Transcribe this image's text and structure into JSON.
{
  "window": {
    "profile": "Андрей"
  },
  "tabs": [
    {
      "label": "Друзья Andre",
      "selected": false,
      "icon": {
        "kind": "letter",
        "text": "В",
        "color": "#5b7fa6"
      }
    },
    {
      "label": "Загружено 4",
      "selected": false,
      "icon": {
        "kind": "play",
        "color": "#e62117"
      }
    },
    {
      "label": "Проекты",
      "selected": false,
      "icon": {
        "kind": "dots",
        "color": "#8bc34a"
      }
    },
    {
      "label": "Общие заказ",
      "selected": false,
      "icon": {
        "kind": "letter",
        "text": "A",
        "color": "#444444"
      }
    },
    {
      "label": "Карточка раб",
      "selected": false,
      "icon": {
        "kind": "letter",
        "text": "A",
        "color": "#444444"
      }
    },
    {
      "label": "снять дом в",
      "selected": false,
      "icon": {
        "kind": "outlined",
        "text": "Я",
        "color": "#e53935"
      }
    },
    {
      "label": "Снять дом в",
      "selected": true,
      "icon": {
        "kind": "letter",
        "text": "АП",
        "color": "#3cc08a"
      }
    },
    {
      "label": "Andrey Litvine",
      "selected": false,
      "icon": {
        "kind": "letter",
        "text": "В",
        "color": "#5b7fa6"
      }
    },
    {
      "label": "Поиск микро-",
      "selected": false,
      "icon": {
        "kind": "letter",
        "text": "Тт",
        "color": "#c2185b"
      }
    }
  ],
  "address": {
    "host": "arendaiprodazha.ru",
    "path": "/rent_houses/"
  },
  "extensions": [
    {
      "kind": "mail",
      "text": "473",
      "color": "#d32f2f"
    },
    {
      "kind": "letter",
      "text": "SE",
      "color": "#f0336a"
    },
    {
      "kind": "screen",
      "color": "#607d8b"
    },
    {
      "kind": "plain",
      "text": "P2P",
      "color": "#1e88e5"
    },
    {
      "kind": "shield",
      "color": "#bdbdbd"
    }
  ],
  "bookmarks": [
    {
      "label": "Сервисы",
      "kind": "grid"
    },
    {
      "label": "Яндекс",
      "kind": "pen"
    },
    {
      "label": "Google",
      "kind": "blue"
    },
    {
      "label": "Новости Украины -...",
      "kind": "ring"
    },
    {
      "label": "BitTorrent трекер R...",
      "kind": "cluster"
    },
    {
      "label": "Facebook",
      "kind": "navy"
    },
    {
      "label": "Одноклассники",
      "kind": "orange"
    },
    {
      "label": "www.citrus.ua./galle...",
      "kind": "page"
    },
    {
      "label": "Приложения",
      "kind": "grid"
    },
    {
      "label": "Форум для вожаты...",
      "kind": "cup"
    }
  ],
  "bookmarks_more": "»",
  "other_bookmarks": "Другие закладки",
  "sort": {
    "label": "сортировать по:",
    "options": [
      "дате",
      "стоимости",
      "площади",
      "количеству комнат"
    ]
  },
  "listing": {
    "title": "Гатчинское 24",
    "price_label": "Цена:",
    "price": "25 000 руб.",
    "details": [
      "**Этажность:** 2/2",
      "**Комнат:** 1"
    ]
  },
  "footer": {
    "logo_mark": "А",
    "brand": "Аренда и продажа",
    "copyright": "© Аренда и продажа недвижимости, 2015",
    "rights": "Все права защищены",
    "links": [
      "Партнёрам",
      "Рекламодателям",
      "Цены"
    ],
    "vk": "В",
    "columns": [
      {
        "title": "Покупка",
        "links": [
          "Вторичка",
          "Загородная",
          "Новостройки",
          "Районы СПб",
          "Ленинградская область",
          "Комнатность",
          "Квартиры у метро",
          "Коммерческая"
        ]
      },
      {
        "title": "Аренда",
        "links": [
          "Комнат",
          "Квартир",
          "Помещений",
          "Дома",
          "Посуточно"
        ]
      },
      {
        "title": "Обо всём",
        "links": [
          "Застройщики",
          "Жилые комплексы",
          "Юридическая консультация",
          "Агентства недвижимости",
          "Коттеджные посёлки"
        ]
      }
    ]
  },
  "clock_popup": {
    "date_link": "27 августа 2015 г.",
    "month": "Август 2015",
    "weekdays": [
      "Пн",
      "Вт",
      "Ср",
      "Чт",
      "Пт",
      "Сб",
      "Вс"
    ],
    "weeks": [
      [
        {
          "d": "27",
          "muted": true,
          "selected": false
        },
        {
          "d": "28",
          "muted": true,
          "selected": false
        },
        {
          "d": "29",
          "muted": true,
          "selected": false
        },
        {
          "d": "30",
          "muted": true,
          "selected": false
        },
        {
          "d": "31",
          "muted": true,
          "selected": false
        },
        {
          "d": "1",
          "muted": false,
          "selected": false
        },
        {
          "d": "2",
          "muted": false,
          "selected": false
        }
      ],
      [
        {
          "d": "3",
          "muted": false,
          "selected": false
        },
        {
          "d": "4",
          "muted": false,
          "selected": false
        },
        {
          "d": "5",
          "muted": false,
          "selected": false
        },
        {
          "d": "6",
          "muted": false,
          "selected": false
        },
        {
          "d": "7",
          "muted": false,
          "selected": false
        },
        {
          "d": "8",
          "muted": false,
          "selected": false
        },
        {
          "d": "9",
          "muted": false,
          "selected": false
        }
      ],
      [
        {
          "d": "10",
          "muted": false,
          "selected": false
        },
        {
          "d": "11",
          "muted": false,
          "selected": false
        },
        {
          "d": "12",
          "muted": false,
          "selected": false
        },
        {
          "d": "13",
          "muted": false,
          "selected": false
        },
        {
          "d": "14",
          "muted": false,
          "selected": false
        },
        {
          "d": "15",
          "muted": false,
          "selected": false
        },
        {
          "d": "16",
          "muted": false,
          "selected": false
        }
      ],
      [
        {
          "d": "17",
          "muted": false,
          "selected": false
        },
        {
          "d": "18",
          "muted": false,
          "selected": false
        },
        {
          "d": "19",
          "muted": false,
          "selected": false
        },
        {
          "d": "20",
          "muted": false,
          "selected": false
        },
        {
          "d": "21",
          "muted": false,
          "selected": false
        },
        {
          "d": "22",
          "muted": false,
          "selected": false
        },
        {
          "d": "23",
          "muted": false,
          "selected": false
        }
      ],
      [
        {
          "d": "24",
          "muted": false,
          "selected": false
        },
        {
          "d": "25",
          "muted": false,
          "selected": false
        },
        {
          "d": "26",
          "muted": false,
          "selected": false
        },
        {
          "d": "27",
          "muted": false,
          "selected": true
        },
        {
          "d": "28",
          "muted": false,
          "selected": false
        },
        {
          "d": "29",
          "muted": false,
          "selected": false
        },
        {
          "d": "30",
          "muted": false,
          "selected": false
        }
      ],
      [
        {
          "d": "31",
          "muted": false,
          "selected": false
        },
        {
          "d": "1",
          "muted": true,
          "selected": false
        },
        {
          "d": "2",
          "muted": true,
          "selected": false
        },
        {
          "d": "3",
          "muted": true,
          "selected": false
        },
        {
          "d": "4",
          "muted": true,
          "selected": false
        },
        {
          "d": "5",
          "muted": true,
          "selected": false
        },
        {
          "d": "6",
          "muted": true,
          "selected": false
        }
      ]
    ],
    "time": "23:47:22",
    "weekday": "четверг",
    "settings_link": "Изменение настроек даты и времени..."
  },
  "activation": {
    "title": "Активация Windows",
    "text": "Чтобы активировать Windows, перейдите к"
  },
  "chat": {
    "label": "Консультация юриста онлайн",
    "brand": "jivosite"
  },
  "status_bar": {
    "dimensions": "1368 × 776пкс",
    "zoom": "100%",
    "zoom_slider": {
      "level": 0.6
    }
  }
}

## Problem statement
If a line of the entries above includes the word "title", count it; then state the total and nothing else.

## Answer box
5